| What the task asks |
Give every entry again, exactly.

| Information shown |
________

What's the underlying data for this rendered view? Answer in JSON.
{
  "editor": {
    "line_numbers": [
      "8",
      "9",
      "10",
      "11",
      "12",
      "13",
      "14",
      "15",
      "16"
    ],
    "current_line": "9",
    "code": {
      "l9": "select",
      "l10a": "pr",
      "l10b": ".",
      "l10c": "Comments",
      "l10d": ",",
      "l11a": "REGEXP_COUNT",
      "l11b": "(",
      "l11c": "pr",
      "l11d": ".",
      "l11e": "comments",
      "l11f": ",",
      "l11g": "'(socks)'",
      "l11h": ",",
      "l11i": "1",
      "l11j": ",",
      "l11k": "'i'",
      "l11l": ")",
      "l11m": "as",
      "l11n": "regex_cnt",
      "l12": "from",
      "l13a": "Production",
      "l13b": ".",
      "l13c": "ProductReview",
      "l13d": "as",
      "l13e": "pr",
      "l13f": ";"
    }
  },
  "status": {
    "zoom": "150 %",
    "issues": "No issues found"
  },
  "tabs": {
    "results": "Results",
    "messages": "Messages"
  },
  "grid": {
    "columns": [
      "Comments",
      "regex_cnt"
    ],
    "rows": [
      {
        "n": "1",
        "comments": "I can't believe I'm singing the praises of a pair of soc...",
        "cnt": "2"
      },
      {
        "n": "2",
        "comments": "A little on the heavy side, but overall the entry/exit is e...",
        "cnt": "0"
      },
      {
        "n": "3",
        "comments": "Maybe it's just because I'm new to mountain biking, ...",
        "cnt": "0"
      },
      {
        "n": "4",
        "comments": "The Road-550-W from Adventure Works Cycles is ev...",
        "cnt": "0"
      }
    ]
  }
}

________

| Written answer |
What's the underlying data for this rendered view? Answer in JSON.
{
  "editor": {
    "line_numbers": [
      "8",
      "9",
      "10",
      "11",
      "12",
      "13",
      "14",
      "15",
      "16"
    ],
    "current_line": "9",
    "code": {
      "l9": "select",
      "l10a": "pr",
      "l10b": ".",
      "l10c": "Comments",
      "l10d": ",",
      "l11a": "REGEXP_COUNT",
      "l11b": "(",
      "l11c": "pr",
      "l11d": ".",
      "l11e": "comments",
      "l11f": ",",
      "l11g": "'(socks)'",
      "l11h": ",",
      "l11i": "1",
      "l11j": ",",
      "l11k": "'i'",
      "l11l": ")",
      "l11m": "as",
      "l11n": "regex_cnt",
      "l12": "from",
      "l13a": "Production",
      "l13b": ".",
      "l13c": "ProductReview",
      "l13d": "as",
      "l13e": "pr",
      "l13f": ";"
    }
  },
  "status": {
    "zoom": "150 %",
    "issues": "No issues found"
  },
  "tabs": {
    "results": "Results",
    "messages": "Messages"
  },
  "grid": {
    "columns": [
      "Comments",
      "regex_cnt"
    ],
    "rows": [
      {
        "n": "1",
        "comments": "I can't believe I'm singing the praises of a pair of soc...",
        "cnt": "2"
      },
      {
        "n": "2",
        "comments": "A little on the heavy side, but overall the entry/exit is e...",
        "cnt": "0"
      },
      {
        "n": "3",
        "comments": "Maybe it's just because I'm new to mountain biking, ...",
        "cnt": "0"
      },
      {
        "n": "4",
        "comments": "The Road-550-W from Adventure Works Cycles is ev...",
        "cnt": "0"
      }
    ]
  }
}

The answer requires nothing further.